Since the January 2011 Revolution, Egyptian human rights conditions have been shaped by three successive governments: the government of the Supreme Council of the Armed Forces (SCAF) between February 2011 and June 2012, the elected President Muhammad Mursi of the Muslim Brotherhood (June 2012 to July 2013), and the current administration of the former Minister of Defense, now President Abdul Fattah al-Sisi, who assumed power after the coup of July 3, 2013. With varying degrees of police brutality and abuse, all three governments relied on human rights violations to sustain their power. In today’s Egypt, human rights violations have reached unprecedented levels.
The currently ruling military establishment is invested in restoring the autocratic continuity that was challenged in 2011. To do so, a new authoritarian doctrine is being introduced. Within the state apparatus, the military and security services are empowered to fully control civil society with little oversight. Undemocratic constitutional amendments and laws are being used to rescind established notions of the rule of law, thereby reducing trust in the impartiality of public institutions. Vague, broad language in new and amended laws - such as the Protest Law, NGO Law, Penal Code, Terrorism Law, and Military Court Law - is enabling the regime to arbitrarily prohibit or criminalize activities without definition, make accusations of terrorism without legal restraint, and transfer civilians to military courts. With legal backing, scare tactics and police brutality are being used regularly to deprive citizens of their freedoms of expression and association.

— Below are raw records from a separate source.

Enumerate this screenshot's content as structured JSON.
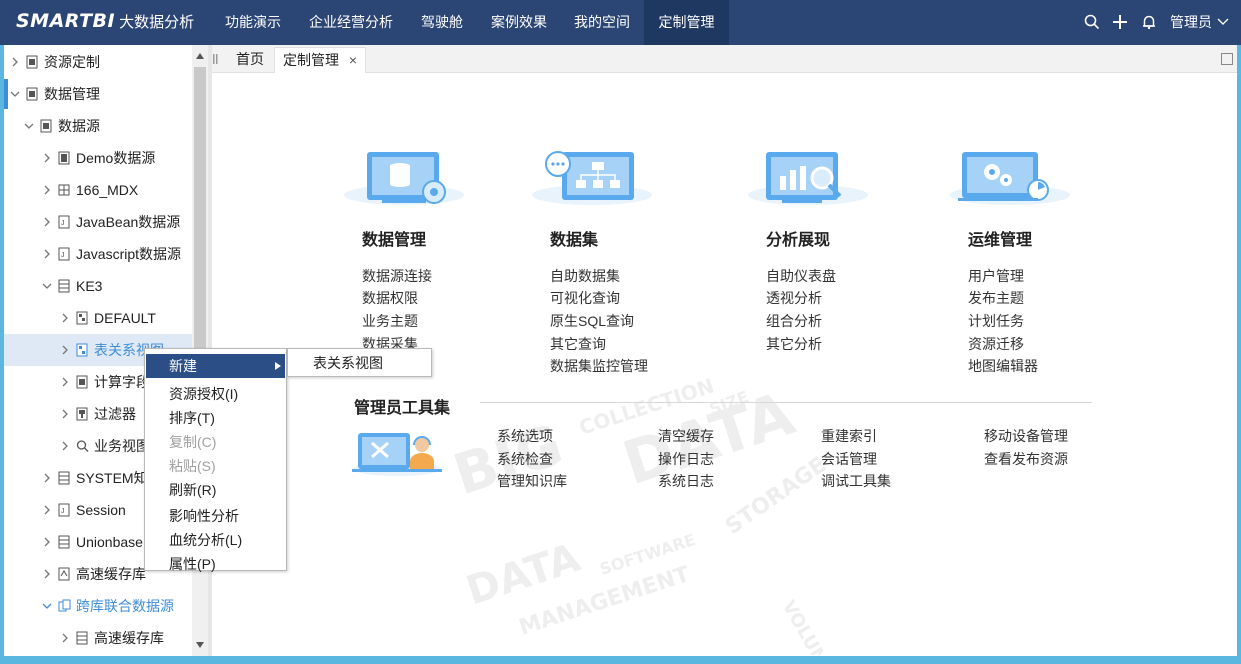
{
  "app": {
    "brand": "SMARTBI",
    "brand_suffix": "大数据分析",
    "nav": [
      "功能演示",
      "企业经营分析",
      "驾驶舱",
      "案例效果",
      "我的空间",
      "定制管理"
    ],
    "active_nav": "定制管理",
    "user": "管理员"
  },
  "tree": [
    "资源定制",
    "数据管理",
    "数据源",
    "Demo数据源",
    "166_MDX",
    "JavaBean数据源",
    "Javascript数据源",
    "KE3",
    "DEFAULT",
    "表关系视图",
    "计算字段",
    "过滤器",
    "业务视图",
    "SYSTEM知识库",
    "Session",
    "Unionbase",
    "高速缓存库",
    "跨库联合数据源",
    "高速缓存库"
  ],
  "tabs": {
    "home": "首页",
    "current": "定制管理",
    "close": "×"
  },
  "modules": [
    {
      "title": "数据管理",
      "links": [
        "数据源连接",
        "数据权限",
        "业务主题",
        "数据采集"
      ]
    },
    {
      "title": "数据集",
      "links": [
        "自助数据集",
        "可视化查询",
        "原生SQL查询",
        "其它查询",
        "数据集监控管理"
      ]
    },
    {
      "title": "分析展现",
      "links": [
        "自助仪表盘",
        "透视分析",
        "组合分析",
        "其它分析"
      ]
    },
    {
      "title": "运维管理",
      "links": [
        "用户管理",
        "发布主题",
        "计划任务",
        "资源迁移",
        "地图编辑器"
      ]
    }
  ],
  "admin": {
    "title": "管理员工具集",
    "links": [
      "系统选项",
      "系统检查",
      "管理知识库",
      "清空缓存",
      "操作日志",
      "系统日志",
      "重建索引",
      "会话管理",
      "调试工具集",
      "移动设备管理",
      "查看发布资源"
    ]
  },
  "context_menu": {
    "items": [
      "新建",
      "资源授权(I)",
      "排序(T)",
      "复制(C)",
      "粘贴(S)",
      "刷新(R)",
      "影响性分析",
      "血统分析(L)",
      "属性(P)"
    ],
    "highlighted": "新建",
    "disabled": [
      "复制(C)",
      "粘贴(S)"
    ],
    "submenu": [
      "表关系视图"
    ]
  },
  "colors": {
    "topbar": "#2b4574",
    "accent": "#3f8dd6",
    "menu_highlight": "#2b4e86",
    "frame": "#5ab8e0"
  }
}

Facing this new authoritarian doctrine, four forms of democratic platforms have shaped social activism in Egypt: (1) single-cause initiatives that are opposing specific human rights abuses and advocating for the rights and freedoms of the victims, (2) professional associations that are defending freedoms of expression and association, (3) student groups that are challenging the systematic interference by the security services in their affairs and the constant presence of security forces on campuses, and (4) the labor movement, which is being galvanized by deteriorating economic and social conditions and by the government’s repression of labor activists. In addition, spontaneous eruptions of popular anger in response to human rights abuses have become politically significant.
Egypt’s new authoritarian regime - as part of closing the public space and cracking down on civil society and opposition political parties - has tried to manage these forms of social activism through repression, undemocratic legal frameworks, and aggressive judicial tools. It has intensified its efforts to intimidate professional associations, student groups, and labor activists. And it has expanded its targets to include young human rights advocates and citizens who have publicly stood against police brutality. Nothing has highlighted this fact better than the large number of young activists and students detained and arrested, as well as the systematic referral of protesting workers to military trials.